UPDATE: Surrogacy & Parental Orders

Sir James Munby (President of the Family Division) has been drawing the “boundary line” in the ‘reading down’ of s.54 of the Human Fertilisation and Embryology Act 2008.

This topic was discussed in a recent post: Time for Change? What should Re X mean for surrogacy law in the UK?

Section 54 sets out the requirements that need to be met before the court can grant a parental order to the commissioning parents following the birth of a child to a surrogate. ‘Reading down’ refers to the application of section 3 of the Human Rights Act 1998 which states that legislation:

“...must be read and given effect in a way which is compatible with the Convention rights.

In the recent decision of Re Z [2015] EWFC 73, Munby P refused to grant a parental order to a single father on the basis that he could not bring himself within s.54(1) of HFEA 2008 which states that the application can only be made “by two people”. The principle Convention right the father was invoking was the Article 8 right to a private and family life.

Previously, in Re X [2014] EWHC 3135, Munby P had used the principle of reading down to find that he could make a parental order notwithstanding the fact that the parties could not bring themselves within s.54(3) which required the application to be made with 6 months of the child’s birth. Other subsections have also been interpreted to allow parental orders to be made in situations where, on the literal wording of the Act, they could not be made.
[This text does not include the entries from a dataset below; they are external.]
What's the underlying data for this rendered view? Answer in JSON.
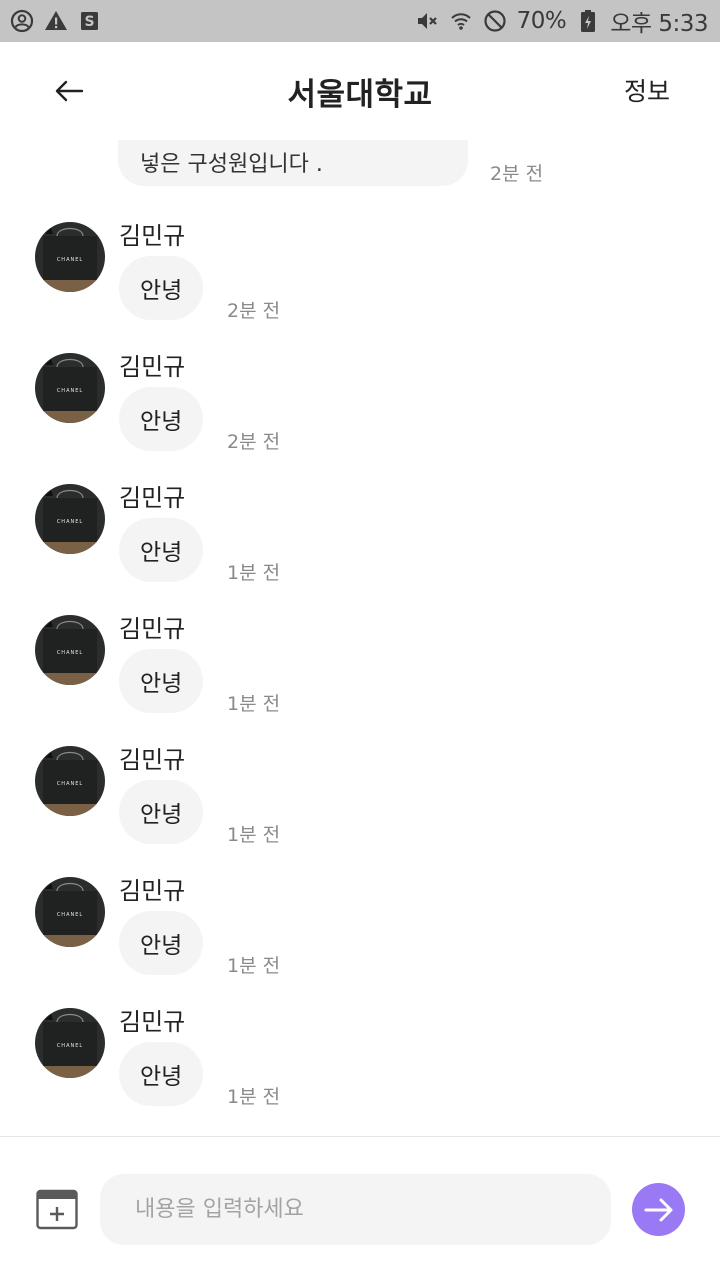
{
  "status_bar": {
    "battery": "70%",
    "time": "오후 5:33",
    "left_icons": [
      "account-icon",
      "warning-icon",
      "s-app-icon"
    ],
    "right_icons": [
      "mute-icon",
      "wifi-icon",
      "blocked-icon",
      "battery-charging-icon"
    ]
  },
  "header": {
    "back_icon": "arrow-left-icon",
    "title": "서울대학교",
    "info_label": "정보"
  },
  "messages": {
    "first": {
      "text": "넣은 구성원입니다 .",
      "time": "2분 전"
    },
    "items": [
      {
        "sender": "김민규",
        "text": "안녕",
        "time": "2분 전"
      },
      {
        "sender": "김민규",
        "text": "안녕",
        "time": "2분 전"
      },
      {
        "sender": "김민규",
        "text": "안녕",
        "time": "1분 전"
      },
      {
        "sender": "김민규",
        "text": "안녕",
        "time": "1분 전"
      },
      {
        "sender": "김민규",
        "text": "안녕",
        "time": "1분 전"
      },
      {
        "sender": "김민규",
        "text": "안녕",
        "time": "1분 전"
      },
      {
        "sender": "김민규",
        "text": "안녕",
        "time": "1분 전"
      }
    ],
    "avatar_label": "CHANEL"
  },
  "input": {
    "placeholder": "내용을 입력하세요",
    "value": "",
    "attach_icon": "calendar-add-icon",
    "send_icon": "arrow-right-icon"
  },
  "colors": {
    "status_bar_bg": "#c4c4c4",
    "bubble_bg": "#f4f4f4",
    "accent": "#9a79f5",
    "muted_text": "#8a8a8a"
  }
}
This latest judgment distinguishes s.54(1) as going to the very nature of the legislation and clearly reflecting the intention of Government having given the issue due consideration. Munby P therefore concluded that he could not interpret s.54(1) to extend to applications made by a single person. Particular weight was given to the fact that the issue had been debated by Parliament and rejected in the lead up to both HFEA 2008 and its predecessor the HFEA 1990 and extracts from Hansard were quoted in the judgment. No such debate was had in respect of the requirement for the application to be made within 6 months the absence of which was relevant to the decision made in Re X.

You can read more about statutory interpretation and the decision in Re X here.